Purge shakes up Saudi government


This past weekend, a slew of arrests were ordered by Saudi Arabia’s Crown Prince Mohammed Bin Salman. The arrest targeted many influential people in the Arabian government, including Prince Alwaleed Bin Talal, the kingdom’s riches investor, and Prince Mutaib bin Abdullah, the most potent threat to Prince Mohammed’s power.

The arrests were the result of orders from an anti-corruption committee formed by the Crown Prince just hours before the arrests. Through a royal decree, the committee reportedly had the power to detain individuals or seize assets without trial or due process.

According to USA Today, the Saudi Arabian news media praised the arrests as a long awaited cleanup. President Donald Trump also appeared to be in favor of the arrests, praising the Crown Prince’s modernization drive in a recent phone call.

There are also concerns abroad and in Saudi Arabia, however, that the Crown Prince’s domination of the Saudi Arabian political scene is a turn for the worst. Scholars, such as James M. Dorsey from Singapore’s S. Rajaratnam School of International Studies, are concerned that international businesses will see a threat to their assets in the Crown Prince’s aggressive behavior, effectively driving away the very business he wished to attract. Former U.S. ambassador Charles W. Freeman expressed concern about the possibility of a government even more corrupt than before, now that the Crown Prince is in firm control of Saudi Arabia.

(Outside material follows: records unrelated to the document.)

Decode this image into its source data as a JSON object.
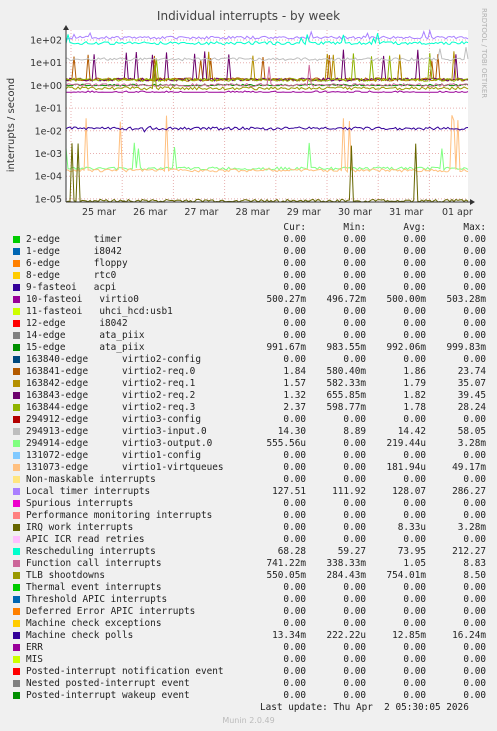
{
  "chart_data": {
    "type": "line",
    "title": "Individual interrupts - by week",
    "ylabel": "interrupts / second",
    "yscale": "log",
    "ylim": [
      5e-06,
      200
    ],
    "yticks": [
      "1e+02",
      "1e+01",
      "1e+00",
      "1e-01",
      "1e-02",
      "1e-03",
      "1e-04",
      "1e-05"
    ],
    "xticks": [
      "25 mar",
      "26 mar",
      "27 mar",
      "28 mar",
      "29 mar",
      "30 mar",
      "31 mar",
      "01 apr"
    ],
    "watermark": "RRDTOOL / TOBI OETIKER",
    "columns": [
      "Cur:",
      "Min:",
      "Avg:",
      "Max:"
    ],
    "series": [
      {
        "name": "2-edge      timer",
        "color": "#00cc00",
        "cur": "0.00",
        "min": "0.00",
        "avg": "0.00",
        "max": "0.00"
      },
      {
        "name": "1-edge      i8042",
        "color": "#0066b3",
        "cur": "0.00",
        "min": "0.00",
        "avg": "0.00",
        "max": "0.00"
      },
      {
        "name": "6-edge      floppy",
        "color": "#ff8000",
        "cur": "0.00",
        "min": "0.00",
        "avg": "0.00",
        "max": "0.00"
      },
      {
        "name": "8-edge      rtc0",
        "color": "#ffcc00",
        "cur": "0.00",
        "min": "0.00",
        "avg": "0.00",
        "max": "0.00"
      },
      {
        "name": "9-fasteoi   acpi",
        "color": "#330099",
        "cur": "0.00",
        "min": "0.00",
        "avg": "0.00",
        "max": "0.00"
      },
      {
        "name": "10-fasteoi   virtio0",
        "color": "#990099",
        "cur": "500.27m",
        "min": "496.72m",
        "avg": "500.00m",
        "max": "503.28m"
      },
      {
        "name": "11-fasteoi   uhci_hcd:usb1",
        "color": "#ccff00",
        "cur": "0.00",
        "min": "0.00",
        "avg": "0.00",
        "max": "0.00"
      },
      {
        "name": "12-edge      i8042",
        "color": "#ff0000",
        "cur": "0.00",
        "min": "0.00",
        "avg": "0.00",
        "max": "0.00"
      },
      {
        "name": "14-edge      ata_piix",
        "color": "#808080",
        "cur": "0.00",
        "min": "0.00",
        "avg": "0.00",
        "max": "0.00"
      },
      {
        "name": "15-edge      ata_piix",
        "color": "#008f00",
        "cur": "991.67m",
        "min": "983.55m",
        "avg": "992.06m",
        "max": "999.83m"
      },
      {
        "name": "163840-edge      virtio2-config",
        "color": "#00487d",
        "cur": "0.00",
        "min": "0.00",
        "avg": "0.00",
        "max": "0.00"
      },
      {
        "name": "163841-edge      virtio2-req.0",
        "color": "#b35a00",
        "cur": "1.84",
        "min": "580.40m",
        "avg": "1.86",
        "max": "23.74"
      },
      {
        "name": "163842-edge      virtio2-req.1",
        "color": "#b38f00",
        "cur": "1.57",
        "min": "582.33m",
        "avg": "1.79",
        "max": "35.07"
      },
      {
        "name": "163843-edge      virtio2-req.2",
        "color": "#6b006b",
        "cur": "1.32",
        "min": "655.85m",
        "avg": "1.82",
        "max": "39.45"
      },
      {
        "name": "163844-edge      virtio2-req.3",
        "color": "#8fb300",
        "cur": "2.37",
        "min": "598.77m",
        "avg": "1.78",
        "max": "28.24"
      },
      {
        "name": "294912-edge      virtio3-config",
        "color": "#b30000",
        "cur": "0.00",
        "min": "0.00",
        "avg": "0.00",
        "max": "0.00"
      },
      {
        "name": "294913-edge      virtio3-input.0",
        "color": "#bebebe",
        "cur": "14.30",
        "min": "8.89",
        "avg": "14.42",
        "max": "58.05"
      },
      {
        "name": "294914-edge      virtio3-output.0",
        "color": "#80ff80",
        "cur": "555.56u",
        "min": "0.00",
        "avg": "219.44u",
        "max": "3.28m"
      },
      {
        "name": "131072-edge      virtio1-config",
        "color": "#80c9ff",
        "cur": "0.00",
        "min": "0.00",
        "avg": "0.00",
        "max": "0.00"
      },
      {
        "name": "131073-edge      virtio1-virtqueues",
        "color": "#ffc080",
        "cur": "0.00",
        "min": "0.00",
        "avg": "181.94u",
        "max": "49.17m"
      },
      {
        "name": "Non-maskable interrupts",
        "color": "#ffe680",
        "cur": "0.00",
        "min": "0.00",
        "avg": "0.00",
        "max": "0.00"
      },
      {
        "name": "Local timer interrupts",
        "color": "#aa80ff",
        "cur": "127.51",
        "min": "111.92",
        "avg": "128.07",
        "max": "286.27"
      },
      {
        "name": "Spurious interrupts",
        "color": "#ee00cc",
        "cur": "0.00",
        "min": "0.00",
        "avg": "0.00",
        "max": "0.00"
      },
      {
        "name": "Performance monitoring interrupts",
        "color": "#ff8080",
        "cur": "0.00",
        "min": "0.00",
        "avg": "0.00",
        "max": "0.00"
      },
      {
        "name": "IRQ work interrupts",
        "color": "#666600",
        "cur": "0.00",
        "min": "0.00",
        "avg": "8.33u",
        "max": "3.28m"
      },
      {
        "name": "APIC ICR read retries",
        "color": "#ffbfff",
        "cur": "0.00",
        "min": "0.00",
        "avg": "0.00",
        "max": "0.00"
      },
      {
        "name": "Rescheduling interrupts",
        "color": "#00ffcc",
        "cur": "68.28",
        "min": "59.27",
        "avg": "73.95",
        "max": "212.27"
      },
      {
        "name": "Function call interrupts",
        "color": "#cc6699",
        "cur": "741.22m",
        "min": "338.33m",
        "avg": "1.05",
        "max": "8.83"
      },
      {
        "name": "TLB shootdowns",
        "color": "#999900",
        "cur": "550.05m",
        "min": "284.43m",
        "avg": "754.01m",
        "max": "8.50"
      },
      {
        "name": "Thermal event interrupts",
        "color": "#00cc00",
        "cur": "0.00",
        "min": "0.00",
        "avg": "0.00",
        "max": "0.00"
      },
      {
        "name": "Threshold APIC interrupts",
        "color": "#0066b3",
        "cur": "0.00",
        "min": "0.00",
        "avg": "0.00",
        "max": "0.00"
      },
      {
        "name": "Deferred Error APIC interrupts",
        "color": "#ff8000",
        "cur": "0.00",
        "min": "0.00",
        "avg": "0.00",
        "max": "0.00"
      },
      {
        "name": "Machine check exceptions",
        "color": "#ffcc00",
        "cur": "0.00",
        "min": "0.00",
        "avg": "0.00",
        "max": "0.00"
      },
      {
        "name": "Machine check polls",
        "color": "#330099",
        "cur": "13.34m",
        "min": "222.22u",
        "avg": "12.85m",
        "max": "16.24m"
      },
      {
        "name": "ERR",
        "color": "#990099",
        "cur": "0.00",
        "min": "0.00",
        "avg": "0.00",
        "max": "0.00"
      },
      {
        "name": "MIS",
        "color": "#ccff00",
        "cur": "0.00",
        "min": "0.00",
        "avg": "0.00",
        "max": "0.00"
      },
      {
        "name": "Posted-interrupt notification event",
        "color": "#ff0000",
        "cur": "0.00",
        "min": "0.00",
        "avg": "0.00",
        "max": "0.00"
      },
      {
        "name": "Nested posted-interrupt event",
        "color": "#808080",
        "cur": "0.00",
        "min": "0.00",
        "avg": "0.00",
        "max": "0.00"
      },
      {
        "name": "Posted-interrupt wakeup event",
        "color": "#008f00",
        "cur": "0.00",
        "min": "0.00",
        "avg": "0.00",
        "max": "0.00"
      }
    ]
  },
  "last_update": "Last update: Thu Apr  2 05:30:05 2026",
  "footer": "Munin 2.0.49"
}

USA Today worked diligently to create a story that was both a sufficient cover and analysis of the current events in Saudi Arabia. The story told what happened, what it might mean, and provided a brief history of modern Saudi Arabian politics to support their analysis. The newspaper also included analysis from sources outside the conflict, bringing different perspectives into the debate. Appropriately enough, they did not provide a conclusion, saying only time will tell what will happen after these drastic events: a wise ending that gives readers plenty of room to interpret the situation for themselves and draw their own conclusions.